In cosmology, "flat" doesn't mean the opposite of "rough." It means the opposite of "curved in a global sense." The surface of a sphere is not flat, even if it is smooth, as the surface everywhere has positive curvature. A saddle has everywhere negative curvature. An uncurved plane is flat in the cosmological sense, even if it has some bumps and ripples on it.
As you can (and should) read on Wikipedia, very basic cosmology just assumes a few different constituents of the universe - normal matter, dark matter, radiation, dark energy - uniformly distributed everywhere. You can then ask
- What is the overall curvature of the universe with this composition, according to general relativity?
- How do the relative amounts of different components (including curvature) evolve over time, again according to general relativity.
It is easily shown that flatness comes from a fine balance between the components, and, what's more, any slight deviation from perfect flatness will grow over time. If the universe started off slightly positively curved, it would be enormously positively curved today, and the same holds for negative curvature.
The problem is that we observe the present-day universe to be flat to within the precision of our measurements. Inflation is a proposed mechanism by which the universe was flattened out very well early on, so that curvature will not have grown out of control by the present era.

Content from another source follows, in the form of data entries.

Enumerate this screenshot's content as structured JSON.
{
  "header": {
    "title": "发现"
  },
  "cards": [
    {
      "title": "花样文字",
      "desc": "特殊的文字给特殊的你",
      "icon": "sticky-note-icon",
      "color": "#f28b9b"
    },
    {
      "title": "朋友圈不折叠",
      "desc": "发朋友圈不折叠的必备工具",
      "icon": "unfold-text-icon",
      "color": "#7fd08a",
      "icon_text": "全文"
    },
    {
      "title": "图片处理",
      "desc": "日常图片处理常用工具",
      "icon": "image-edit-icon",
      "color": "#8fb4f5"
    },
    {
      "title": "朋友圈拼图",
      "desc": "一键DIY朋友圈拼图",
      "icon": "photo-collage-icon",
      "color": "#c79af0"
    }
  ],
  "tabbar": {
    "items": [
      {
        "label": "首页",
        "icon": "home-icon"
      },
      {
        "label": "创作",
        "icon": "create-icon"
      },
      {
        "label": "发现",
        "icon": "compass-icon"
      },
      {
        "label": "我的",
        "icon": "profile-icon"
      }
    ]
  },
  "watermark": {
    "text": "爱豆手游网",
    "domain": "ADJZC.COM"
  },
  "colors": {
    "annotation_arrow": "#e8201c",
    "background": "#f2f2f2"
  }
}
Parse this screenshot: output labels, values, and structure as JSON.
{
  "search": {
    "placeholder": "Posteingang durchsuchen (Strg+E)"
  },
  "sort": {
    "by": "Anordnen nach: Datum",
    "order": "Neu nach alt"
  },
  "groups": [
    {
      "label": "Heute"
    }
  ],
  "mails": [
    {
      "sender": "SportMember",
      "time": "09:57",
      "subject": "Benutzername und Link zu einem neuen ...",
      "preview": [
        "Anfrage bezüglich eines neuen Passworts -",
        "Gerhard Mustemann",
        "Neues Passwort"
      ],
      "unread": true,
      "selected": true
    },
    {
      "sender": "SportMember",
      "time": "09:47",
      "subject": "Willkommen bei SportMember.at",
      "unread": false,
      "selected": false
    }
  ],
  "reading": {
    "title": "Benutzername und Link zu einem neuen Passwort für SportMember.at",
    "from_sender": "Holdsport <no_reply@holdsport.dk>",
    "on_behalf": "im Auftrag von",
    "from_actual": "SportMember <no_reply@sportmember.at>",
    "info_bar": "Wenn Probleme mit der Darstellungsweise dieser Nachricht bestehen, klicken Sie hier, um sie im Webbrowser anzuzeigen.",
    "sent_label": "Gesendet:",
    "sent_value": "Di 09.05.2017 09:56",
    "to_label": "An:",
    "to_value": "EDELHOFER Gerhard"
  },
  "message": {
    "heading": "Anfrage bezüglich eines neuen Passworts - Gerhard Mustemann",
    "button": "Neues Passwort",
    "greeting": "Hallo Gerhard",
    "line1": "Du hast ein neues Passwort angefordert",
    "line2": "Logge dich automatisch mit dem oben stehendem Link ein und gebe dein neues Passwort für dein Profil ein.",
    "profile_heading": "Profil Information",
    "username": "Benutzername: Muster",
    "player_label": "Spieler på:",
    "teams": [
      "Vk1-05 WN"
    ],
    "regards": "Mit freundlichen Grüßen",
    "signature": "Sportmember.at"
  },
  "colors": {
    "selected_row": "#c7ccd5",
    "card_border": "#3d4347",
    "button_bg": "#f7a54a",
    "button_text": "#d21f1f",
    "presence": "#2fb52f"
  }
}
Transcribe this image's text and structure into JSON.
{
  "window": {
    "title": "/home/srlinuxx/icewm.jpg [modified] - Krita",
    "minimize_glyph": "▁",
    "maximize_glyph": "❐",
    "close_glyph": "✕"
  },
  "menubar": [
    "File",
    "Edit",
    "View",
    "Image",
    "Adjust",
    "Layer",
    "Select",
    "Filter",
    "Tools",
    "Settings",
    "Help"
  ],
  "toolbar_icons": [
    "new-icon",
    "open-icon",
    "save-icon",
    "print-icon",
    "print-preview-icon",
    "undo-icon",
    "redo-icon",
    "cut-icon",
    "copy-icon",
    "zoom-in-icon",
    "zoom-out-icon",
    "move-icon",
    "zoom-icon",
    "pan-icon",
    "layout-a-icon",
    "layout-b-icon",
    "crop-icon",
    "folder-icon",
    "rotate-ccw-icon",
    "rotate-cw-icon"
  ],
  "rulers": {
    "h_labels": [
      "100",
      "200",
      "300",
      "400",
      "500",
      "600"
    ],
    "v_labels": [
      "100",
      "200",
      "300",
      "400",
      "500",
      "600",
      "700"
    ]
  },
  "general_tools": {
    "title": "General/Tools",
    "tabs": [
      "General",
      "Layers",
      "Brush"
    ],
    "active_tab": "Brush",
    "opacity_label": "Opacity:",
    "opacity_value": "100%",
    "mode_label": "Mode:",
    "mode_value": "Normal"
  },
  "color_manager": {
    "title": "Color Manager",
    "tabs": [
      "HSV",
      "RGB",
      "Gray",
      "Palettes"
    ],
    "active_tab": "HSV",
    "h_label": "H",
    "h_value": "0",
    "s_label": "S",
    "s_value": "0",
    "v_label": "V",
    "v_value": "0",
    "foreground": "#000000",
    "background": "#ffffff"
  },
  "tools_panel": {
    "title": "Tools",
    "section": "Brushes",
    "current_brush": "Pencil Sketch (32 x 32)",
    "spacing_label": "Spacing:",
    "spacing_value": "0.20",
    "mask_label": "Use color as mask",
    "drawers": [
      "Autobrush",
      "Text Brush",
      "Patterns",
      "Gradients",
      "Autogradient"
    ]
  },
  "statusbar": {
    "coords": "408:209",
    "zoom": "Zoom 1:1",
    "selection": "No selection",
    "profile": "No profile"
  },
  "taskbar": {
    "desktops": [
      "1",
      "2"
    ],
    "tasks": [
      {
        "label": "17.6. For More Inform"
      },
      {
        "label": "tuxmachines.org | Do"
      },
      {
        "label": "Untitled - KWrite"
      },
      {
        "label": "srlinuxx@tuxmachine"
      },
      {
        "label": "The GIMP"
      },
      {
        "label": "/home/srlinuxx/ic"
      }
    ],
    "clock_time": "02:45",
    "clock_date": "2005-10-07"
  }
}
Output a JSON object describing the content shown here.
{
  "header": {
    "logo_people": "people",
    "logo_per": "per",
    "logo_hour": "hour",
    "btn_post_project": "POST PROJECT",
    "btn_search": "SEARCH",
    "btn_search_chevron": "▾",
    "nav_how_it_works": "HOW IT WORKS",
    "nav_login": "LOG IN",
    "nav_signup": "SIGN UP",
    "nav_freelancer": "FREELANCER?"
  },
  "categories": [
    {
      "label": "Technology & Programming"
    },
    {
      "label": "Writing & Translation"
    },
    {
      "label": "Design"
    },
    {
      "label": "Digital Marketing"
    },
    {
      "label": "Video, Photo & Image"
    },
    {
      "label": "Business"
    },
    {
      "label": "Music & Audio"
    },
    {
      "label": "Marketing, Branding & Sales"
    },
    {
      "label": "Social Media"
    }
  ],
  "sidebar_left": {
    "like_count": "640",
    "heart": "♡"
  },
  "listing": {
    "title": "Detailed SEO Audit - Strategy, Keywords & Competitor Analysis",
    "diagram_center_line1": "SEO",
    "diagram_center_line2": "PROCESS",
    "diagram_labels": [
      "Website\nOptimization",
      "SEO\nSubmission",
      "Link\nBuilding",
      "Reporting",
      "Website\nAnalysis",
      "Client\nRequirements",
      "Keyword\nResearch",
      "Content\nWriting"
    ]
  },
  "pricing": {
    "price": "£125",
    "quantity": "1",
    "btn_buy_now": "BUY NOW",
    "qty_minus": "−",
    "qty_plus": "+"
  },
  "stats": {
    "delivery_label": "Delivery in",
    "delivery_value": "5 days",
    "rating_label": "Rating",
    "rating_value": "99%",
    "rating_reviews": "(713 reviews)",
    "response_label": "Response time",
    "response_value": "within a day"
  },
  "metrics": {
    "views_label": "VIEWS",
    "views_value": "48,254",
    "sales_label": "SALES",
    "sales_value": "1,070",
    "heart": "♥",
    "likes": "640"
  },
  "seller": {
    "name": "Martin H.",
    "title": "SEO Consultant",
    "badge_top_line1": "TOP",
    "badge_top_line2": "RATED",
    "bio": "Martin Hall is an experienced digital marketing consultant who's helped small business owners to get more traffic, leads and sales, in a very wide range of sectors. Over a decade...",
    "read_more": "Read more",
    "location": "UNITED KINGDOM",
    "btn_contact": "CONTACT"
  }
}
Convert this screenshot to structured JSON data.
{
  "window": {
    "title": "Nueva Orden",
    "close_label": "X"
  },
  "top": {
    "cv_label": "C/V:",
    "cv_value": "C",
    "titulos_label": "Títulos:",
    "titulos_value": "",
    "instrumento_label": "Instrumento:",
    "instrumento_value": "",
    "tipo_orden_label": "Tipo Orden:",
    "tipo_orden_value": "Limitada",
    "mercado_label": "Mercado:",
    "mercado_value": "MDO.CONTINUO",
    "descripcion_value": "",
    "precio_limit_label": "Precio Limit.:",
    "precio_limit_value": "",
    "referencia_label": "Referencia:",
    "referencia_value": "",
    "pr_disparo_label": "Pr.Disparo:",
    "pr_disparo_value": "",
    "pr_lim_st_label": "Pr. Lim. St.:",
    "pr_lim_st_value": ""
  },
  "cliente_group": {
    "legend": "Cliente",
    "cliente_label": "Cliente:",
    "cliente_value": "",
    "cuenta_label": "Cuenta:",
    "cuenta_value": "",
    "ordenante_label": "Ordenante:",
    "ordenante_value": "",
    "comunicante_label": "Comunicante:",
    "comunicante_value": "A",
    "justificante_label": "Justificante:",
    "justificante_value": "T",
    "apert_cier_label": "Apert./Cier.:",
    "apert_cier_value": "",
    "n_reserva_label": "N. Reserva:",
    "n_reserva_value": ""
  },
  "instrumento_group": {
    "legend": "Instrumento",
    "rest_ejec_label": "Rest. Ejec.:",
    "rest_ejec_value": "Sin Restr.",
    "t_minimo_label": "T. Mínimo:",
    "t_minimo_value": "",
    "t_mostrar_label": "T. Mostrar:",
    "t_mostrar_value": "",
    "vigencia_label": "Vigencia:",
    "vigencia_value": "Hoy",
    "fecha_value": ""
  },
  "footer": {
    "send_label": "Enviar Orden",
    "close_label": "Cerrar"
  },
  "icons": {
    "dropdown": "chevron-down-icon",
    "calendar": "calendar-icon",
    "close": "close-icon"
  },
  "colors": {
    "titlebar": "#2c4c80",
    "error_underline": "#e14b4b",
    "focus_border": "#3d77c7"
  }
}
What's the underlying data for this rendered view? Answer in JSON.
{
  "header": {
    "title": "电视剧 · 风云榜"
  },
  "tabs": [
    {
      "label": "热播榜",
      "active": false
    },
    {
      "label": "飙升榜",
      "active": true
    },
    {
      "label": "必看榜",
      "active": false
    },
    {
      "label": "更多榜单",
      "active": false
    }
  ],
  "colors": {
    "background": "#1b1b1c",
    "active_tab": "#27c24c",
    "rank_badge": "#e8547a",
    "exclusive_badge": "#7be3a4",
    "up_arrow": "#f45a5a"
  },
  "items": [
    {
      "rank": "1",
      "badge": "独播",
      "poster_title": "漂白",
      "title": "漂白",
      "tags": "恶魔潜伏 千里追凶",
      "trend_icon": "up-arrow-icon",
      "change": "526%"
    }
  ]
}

Note that in some sense this only pushes the question further back. After all, given a fixed amount of smoothing caused by inflation, you can always choose pre-inflation initial conditions to be curved enough such that inflation doesn't fix it. Ideas like this have led some cosmologists to question how well inflation really solves things (PDF here). The ideas behind inflation have changed a lot over the last several decades, and they are still evolving.